Metropolitan News-Enterprise


Wednesday, October 6, 2004


Page 3


Superior Court Judge Overrules Demurrers in Suit Charging AAA and Arbitrator With Fraud


By a MetNews Staff Writer


A Los Angeles Superior Court judge yesterday overruled demurrers in a suit charging that the American Arbitration Association and one of its arbitrators defrauded parties to an arbitration by failing to disclose facts that would have led the plaintiffs to reject the arbitrator.

The ruling by Judge Judith Chirlin allows the suit by former partners in the now-defunct law firm of O’Flaherty & Belgum to proceed against Edward Costello Jr. and the AAA.

Partners Michael A. O’Flaherty, John J. Weber, Lee T. Thies, Robert M. Dato, Lisa A. Cross, Mike Martinez, Lynn E. Ovando, and Gregory M. Hatton withdrew and formed O’Flaherty, Cross, Martinez Ovando & Hatton LLP. Hatton and Dato later left the new firm.

The new firm and its partners have been in arbitration and litigation with former managing partner Stephen Belgum for more than six years.

The suit before Chirlin grows out of an arbitration proceeding in which Costello ordered the attorneys who are now suing him to forfeit money owed to them at the time of the breakup and pay more than $7.5 million in damages, costs, and legal fees to their former firm and its former managing partner.

The arbitration ruling was thrown out by Div. Five of this district’s Court of Appeal earlier this year. The divided panel said the arbitrator had no jurisdiction over the firm while it was in receivership, and that the award included relief prohibited by the partnership agreement.

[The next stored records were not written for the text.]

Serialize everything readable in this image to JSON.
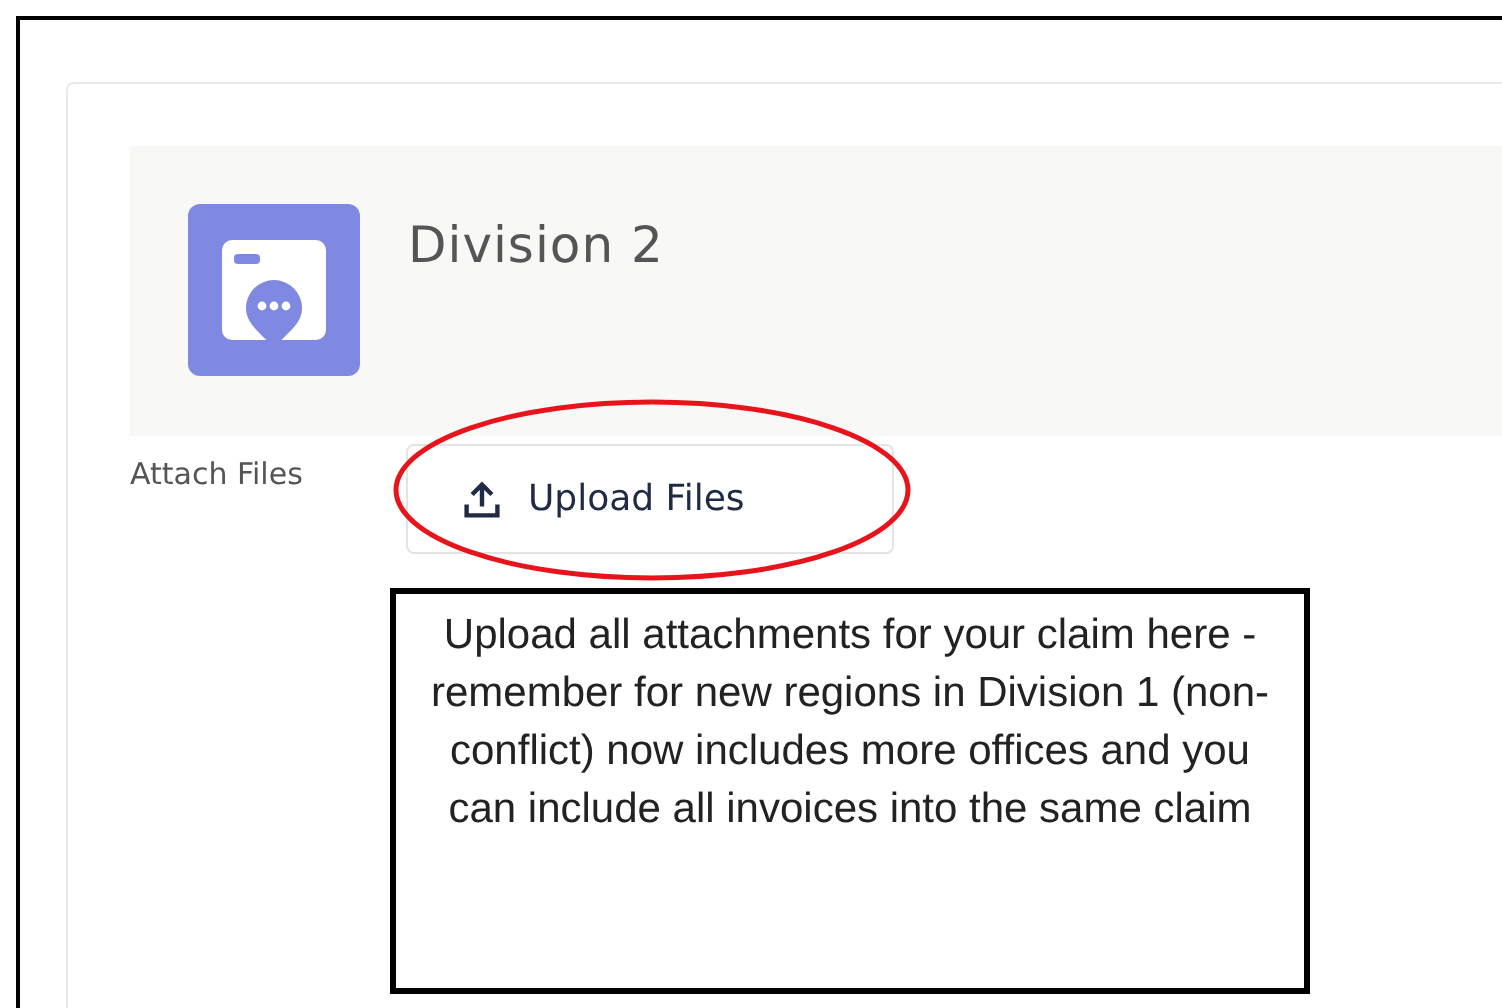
{
  "header": {
    "title": "Division 2"
  },
  "attach": {
    "label": "Attach Files",
    "button": "Upload Files"
  },
  "callout": {
    "text": "Upload all attachments for your claim here - remember for new regions in Division 1 (non-conflict) now includes more offices and you can include all invoices into the same claim"
  }
}
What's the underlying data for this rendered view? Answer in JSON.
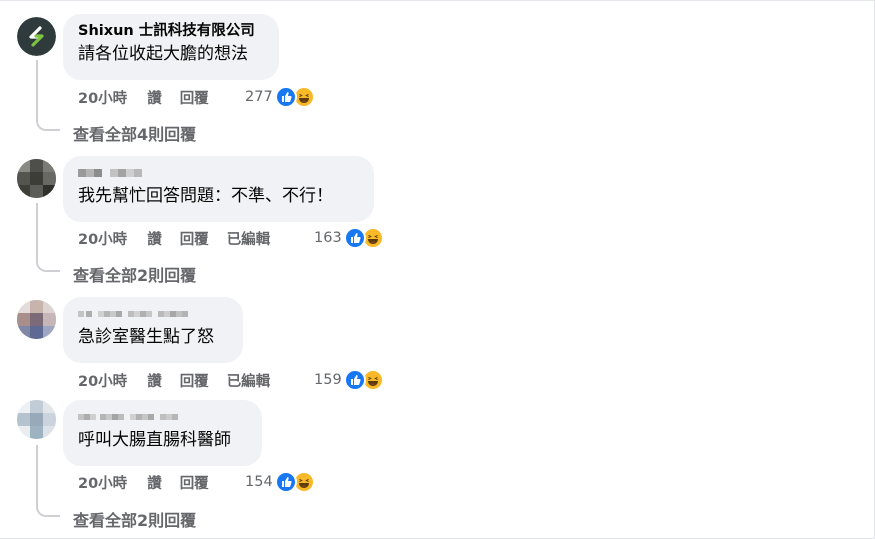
{
  "comments": [
    {
      "author": "Shixun 士訊科技有限公司",
      "author_visible": true,
      "text": "請各位收起大膽的想法",
      "time": "20小時",
      "like_label": "讚",
      "reply_label": "回覆",
      "edited_label": "",
      "reaction_count": "277",
      "view_replies": "查看全部4則回覆"
    },
    {
      "author": "",
      "author_visible": false,
      "text": "我先幫忙回答問題：不準、不行！",
      "time": "20小時",
      "like_label": "讚",
      "reply_label": "回覆",
      "edited_label": "已編輯",
      "reaction_count": "163",
      "view_replies": "查看全部2則回覆"
    },
    {
      "author": "",
      "author_visible": false,
      "text": "急診室醫生點了怒",
      "time": "20小時",
      "like_label": "讚",
      "reply_label": "回覆",
      "edited_label": "已編輯",
      "reaction_count": "159",
      "view_replies": ""
    },
    {
      "author": "",
      "author_visible": false,
      "text": "呼叫大腸直腸科醫師",
      "time": "20小時",
      "like_label": "讚",
      "reply_label": "回覆",
      "edited_label": "",
      "reaction_count": "154",
      "view_replies": "查看全部2則回覆"
    }
  ],
  "colors": {
    "bubble": "#f0f2f5",
    "secondary_text": "#65676b",
    "like_blue": "#1877f2",
    "haha_yellow": "#f7b928"
  },
  "icons": [
    "shixun-logo-icon",
    "like-reaction-icon",
    "haha-reaction-icon"
  ]
}
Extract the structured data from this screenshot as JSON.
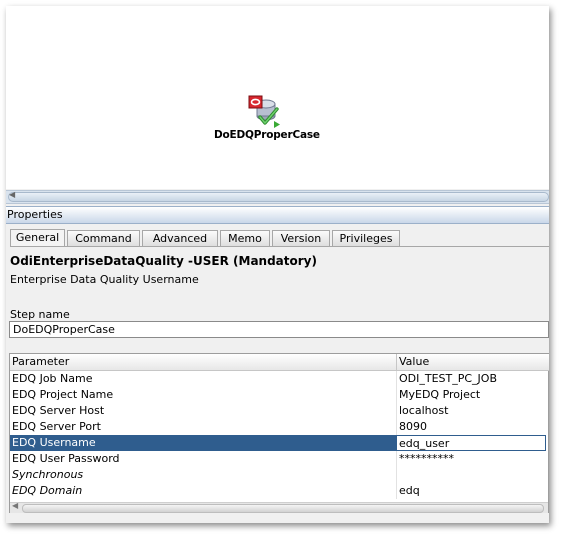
{
  "canvas": {
    "step_node": {
      "label": "DoEDQProperCase",
      "icon": "edq-step-icon"
    }
  },
  "properties": {
    "title": "Properties",
    "tabs": [
      {
        "label": "General",
        "active": true
      },
      {
        "label": "Command",
        "active": false
      },
      {
        "label": "Advanced",
        "active": false
      },
      {
        "label": "Memo",
        "active": false
      },
      {
        "label": "Version",
        "active": false
      },
      {
        "label": "Privileges",
        "active": false
      }
    ],
    "option_title": "OdiEnterpriseDataQuality -USER (Mandatory)",
    "option_description": "Enterprise Data Quality Username",
    "step_name_label": "Step name",
    "step_name_value": "DoEDQProperCase",
    "table": {
      "headers": [
        "Parameter",
        "Value"
      ],
      "rows": [
        {
          "param": "EDQ Job Name",
          "value": "ODI_TEST_PC_JOB"
        },
        {
          "param": "EDQ Project Name",
          "value": "MyEDQ Project"
        },
        {
          "param": "EDQ Server Host",
          "value": "localhost"
        },
        {
          "param": "EDQ Server Port",
          "value": "8090"
        },
        {
          "param": "EDQ Username",
          "value": "edq_user",
          "selected": true
        },
        {
          "param": "EDQ User Password",
          "value": "**********"
        },
        {
          "param": "Synchronous",
          "value": "",
          "italic": true
        },
        {
          "param": "EDQ Domain",
          "value": "edq",
          "italic": true
        }
      ]
    }
  },
  "colors": {
    "selection": "#2f5d8e",
    "header_band": "#c9d7e9"
  }
}
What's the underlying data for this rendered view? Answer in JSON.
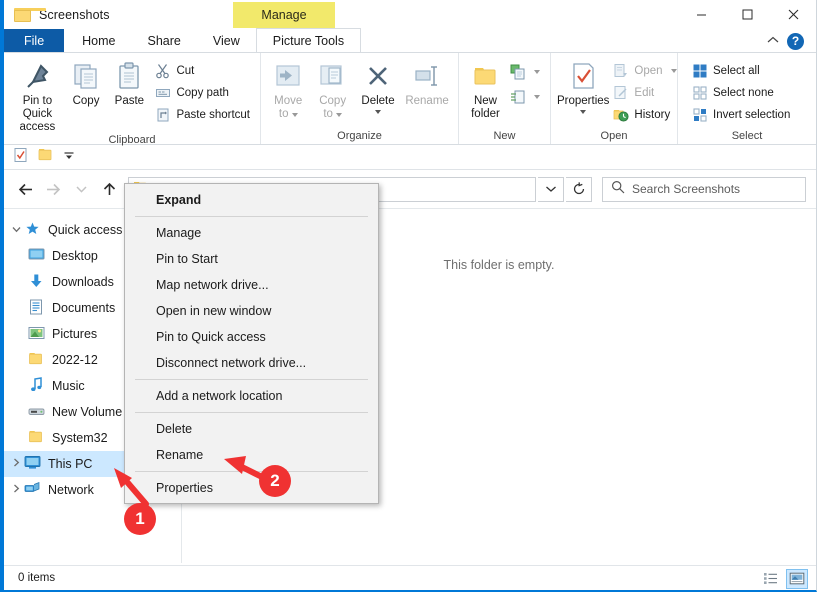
{
  "window": {
    "title": "Screenshots",
    "contextual_tab_header": "Manage",
    "minimize_label": "Minimize",
    "maximize_label": "Maximize",
    "close_label": "Close",
    "collapse_ribbon_label": "Collapse the Ribbon",
    "help_label": "?"
  },
  "tabs": [
    {
      "label": "File"
    },
    {
      "label": "Home"
    },
    {
      "label": "Share"
    },
    {
      "label": "View"
    },
    {
      "label": "Picture Tools"
    }
  ],
  "ribbon": {
    "groups": [
      {
        "label": "Clipboard",
        "big_buttons": [
          {
            "label_line1": "Pin to Quick",
            "label_line2": "access",
            "icon": "pin-icon",
            "disabled": false
          },
          {
            "label_line1": "Copy",
            "label_line2": "",
            "icon": "copy-icon",
            "disabled": false
          },
          {
            "label_line1": "Paste",
            "label_line2": "",
            "icon": "paste-icon",
            "disabled": false
          }
        ],
        "small_buttons": [
          {
            "label": "Cut",
            "icon": "scissors-icon",
            "disabled": false
          },
          {
            "label": "Copy path",
            "icon": "copy-path-icon",
            "disabled": false
          },
          {
            "label": "Paste shortcut",
            "icon": "paste-shortcut-icon",
            "disabled": false
          }
        ]
      },
      {
        "label": "Organize",
        "big_buttons": [
          {
            "label_line1": "Move",
            "label_line2": "to",
            "icon": "move-to-icon",
            "disabled": true,
            "has_caret": true
          },
          {
            "label_line1": "Copy",
            "label_line2": "to",
            "icon": "copy-to-icon",
            "disabled": true,
            "has_caret": true
          },
          {
            "label_line1": "Delete",
            "label_line2": "",
            "icon": "delete-x-icon",
            "disabled": false,
            "has_caret": true
          },
          {
            "label_line1": "Rename",
            "label_line2": "",
            "icon": "rename-icon",
            "disabled": true
          }
        ]
      },
      {
        "label": "New",
        "big_buttons": [
          {
            "label_line1": "New",
            "label_line2": "folder",
            "icon": "new-folder-icon",
            "disabled": false
          }
        ],
        "small_buttons": [
          {
            "label": "",
            "icon": "new-item-icon",
            "has_caret": true
          },
          {
            "label": "",
            "icon": "easy-access-icon",
            "has_caret": true
          }
        ]
      },
      {
        "label": "Open",
        "big_buttons": [
          {
            "label_line1": "Properties",
            "label_line2": "",
            "icon": "properties-icon",
            "disabled": false,
            "has_caret": true
          }
        ],
        "small_buttons": [
          {
            "label": "Open",
            "icon": "open-icon",
            "disabled": true,
            "has_caret": true
          },
          {
            "label": "Edit",
            "icon": "edit-icon",
            "disabled": true
          },
          {
            "label": "History",
            "icon": "history-icon",
            "disabled": false
          }
        ]
      },
      {
        "label": "Select",
        "small_buttons": [
          {
            "label": "Select all",
            "icon": "select-all-icon",
            "disabled": false
          },
          {
            "label": "Select none",
            "icon": "select-none-icon",
            "disabled": false
          },
          {
            "label": "Invert selection",
            "icon": "invert-selection-icon",
            "disabled": false
          }
        ]
      }
    ]
  },
  "quick_access_toolbar": [
    {
      "icon": "properties-qat-icon",
      "label": "Properties"
    },
    {
      "icon": "new-folder-qat-icon",
      "label": "New folder"
    },
    {
      "icon": "customize-qat-icon",
      "label": "Customize Quick Access Toolbar"
    }
  ],
  "navigation": {
    "back_label": "Back",
    "forward_label": "Forward",
    "recent_label": "Recent locations",
    "up_label": "Up",
    "refresh_label": "Refresh",
    "path_dropdown_label": "Previous locations"
  },
  "search": {
    "placeholder": "Search Screenshots"
  },
  "sidebar": {
    "items": [
      {
        "label": "Quick access",
        "icon": "star-pin-icon",
        "chevron": "expanded",
        "indent": 0,
        "selected": false
      },
      {
        "label": "Desktop",
        "icon": "desktop-icon",
        "chevron": "none",
        "indent": 1,
        "selected": false
      },
      {
        "label": "Downloads",
        "icon": "downloads-icon",
        "chevron": "none",
        "indent": 1,
        "selected": false
      },
      {
        "label": "Documents",
        "icon": "documents-icon",
        "chevron": "none",
        "indent": 1,
        "selected": false
      },
      {
        "label": "Pictures",
        "icon": "pictures-icon",
        "chevron": "none",
        "indent": 1,
        "selected": false
      },
      {
        "label": "2022-12",
        "icon": "folder-icon",
        "chevron": "none",
        "indent": 1,
        "selected": false
      },
      {
        "label": "Music",
        "icon": "music-icon",
        "chevron": "none",
        "indent": 1,
        "selected": false
      },
      {
        "label": "New Volume",
        "icon": "drive-icon",
        "chevron": "none",
        "indent": 1,
        "selected": false
      },
      {
        "label": "System32",
        "icon": "folder-icon",
        "chevron": "none",
        "indent": 1,
        "selected": false
      },
      {
        "label": "This PC",
        "icon": "this-pc-icon",
        "chevron": "collapsed",
        "indent": 0,
        "selected": true
      },
      {
        "label": "Network",
        "icon": "network-icon",
        "chevron": "collapsed",
        "indent": 0,
        "selected": false
      }
    ]
  },
  "main": {
    "empty_message": "This folder is empty."
  },
  "context_menu": [
    {
      "label": "Expand",
      "bold": true,
      "separator_after": true
    },
    {
      "label": "Manage",
      "bold": false,
      "separator_after": false
    },
    {
      "label": "Pin to Start",
      "bold": false,
      "separator_after": false
    },
    {
      "label": "Map network drive...",
      "bold": false,
      "separator_after": false
    },
    {
      "label": "Open in new window",
      "bold": false,
      "separator_after": false
    },
    {
      "label": "Pin to Quick access",
      "bold": false,
      "separator_after": false
    },
    {
      "label": "Disconnect network drive...",
      "bold": false,
      "separator_after": true
    },
    {
      "label": "Add a network location",
      "bold": false,
      "separator_after": true
    },
    {
      "label": "Delete",
      "bold": false,
      "separator_after": false
    },
    {
      "label": "Rename",
      "bold": false,
      "separator_after": true
    },
    {
      "label": "Properties",
      "bold": false,
      "separator_after": false
    }
  ],
  "status_bar": {
    "item_count": "0 items",
    "view_details_label": "Details view",
    "view_large_icons_label": "Large icons view"
  },
  "annotations": [
    {
      "number": "1",
      "target": "This PC"
    },
    {
      "number": "2",
      "target": "Properties"
    }
  ],
  "colors": {
    "accent": "#0078d7",
    "file_tab": "#0d5ba6",
    "contextual_tab": "#f2e96b",
    "selection": "#cce8ff",
    "annotation_red": "#f03232",
    "menu_bg": "#f2f2f2"
  }
}
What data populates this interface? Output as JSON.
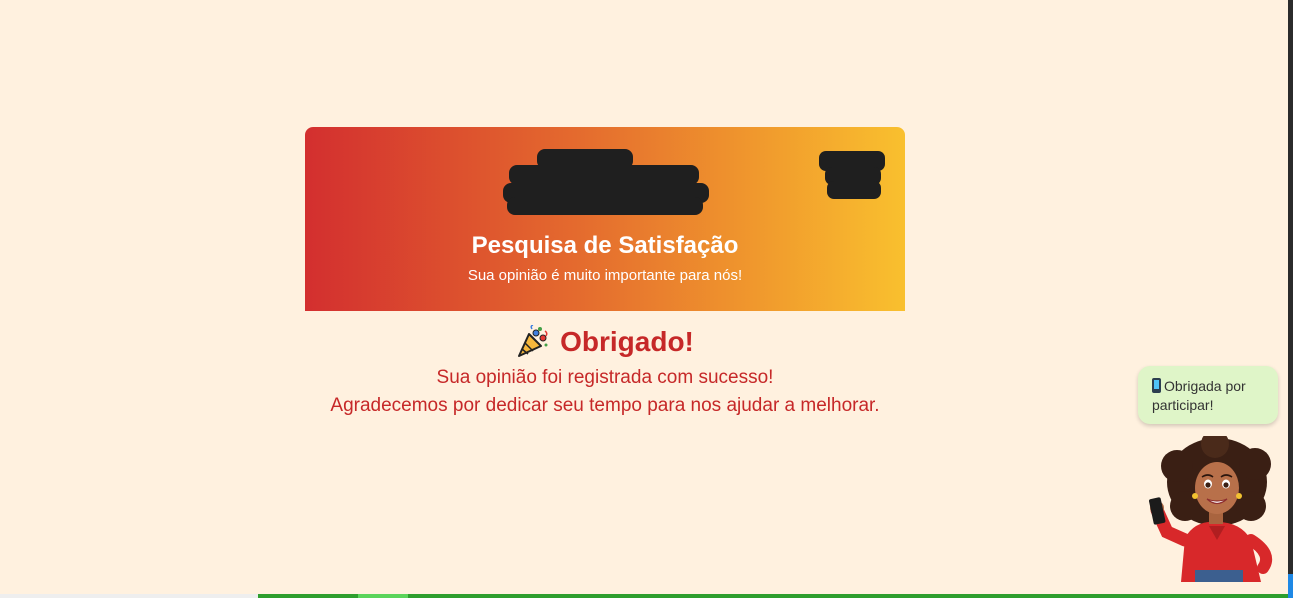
{
  "banner": {
    "title": "Pesquisa de Satisfação",
    "subtitle": "Sua opinião é muito importante para nós!"
  },
  "thanks": {
    "icon": "party-popper-icon",
    "title": "Obrigado!",
    "line1": "Sua opinião foi registrada com sucesso!",
    "line2": "Agradecemos por dedicar seu tempo para nos ajudar a melhorar."
  },
  "assistant": {
    "bubble_text": "Obrigada por participar!",
    "bubble_icon": "mobile-phone-icon",
    "avatar": "assistant-avatar"
  },
  "colors": {
    "background": "#fff1df",
    "accent_red": "#c62828",
    "gradient_start": "#d32f2f",
    "gradient_end": "#f9c02e",
    "bubble": "#dff5c8"
  }
}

 The O’Flaherty Cross partners say they were defrauded because they were not told that Costello had personally engaged in contentious litigation regarding the breakup of a law firm in which he had formerly practiced.

“There is not a lawyer in this town that would choose as sole arbitrator an individual who had litigated his own claim in such a contentious type of environment and it is unfortunate that the disclosure is simply left to the discretion of the arbitrator,” plaintiffs’ attorney Michael Brown of the downtown Los Angeles firm of Kabateck Brown Kellner LLP told the MetNews following the judge’s ruling.

Chirlin gave the defendants 30 days to answer the complaint.

Costello’s attorney, Kirk Dillman of Hennigan, Bennett & Dohrman, said that while the judge had given his side “a fair and attentive hearing,” they are considering their options, including seeking appellate review of her conclusion that the arbitrator lacks absolute immunity for acts which Dillman said were “part of the arbitral process.”

He added that it is Costello’s position that he did nothing wrong. Dillman emphasized that the plaintiffs’ claims are the “bare allegations” of a complaint and said that “all of the facts will be tested” via discovery.

Brown said his clients were “extremely pleased” that the judge is allowing their case to go to trial. The judge, he suggested, “while recognizing the existence of quasi-judicial immunity, also expressed concern about preserving the integrity of the arbitration  process and was troubled by the fact that an arbitration administration program and individual arbitrators could essentially commit fraud as alleged in the complaint and have no liability for it.”

If immunity is recognized, he added, it means that not only can the AAA and the arbitrators injure parties with impunity, they get to keep the arbitration fees—of which his clients paid $110,000 in this case, Brown said—even if the arbitration award is thrown out by the courts.

The case is scheduled for a case management conference in January, at which a trial date is expected to be set.


Copyright 2004, Metropolitan News Company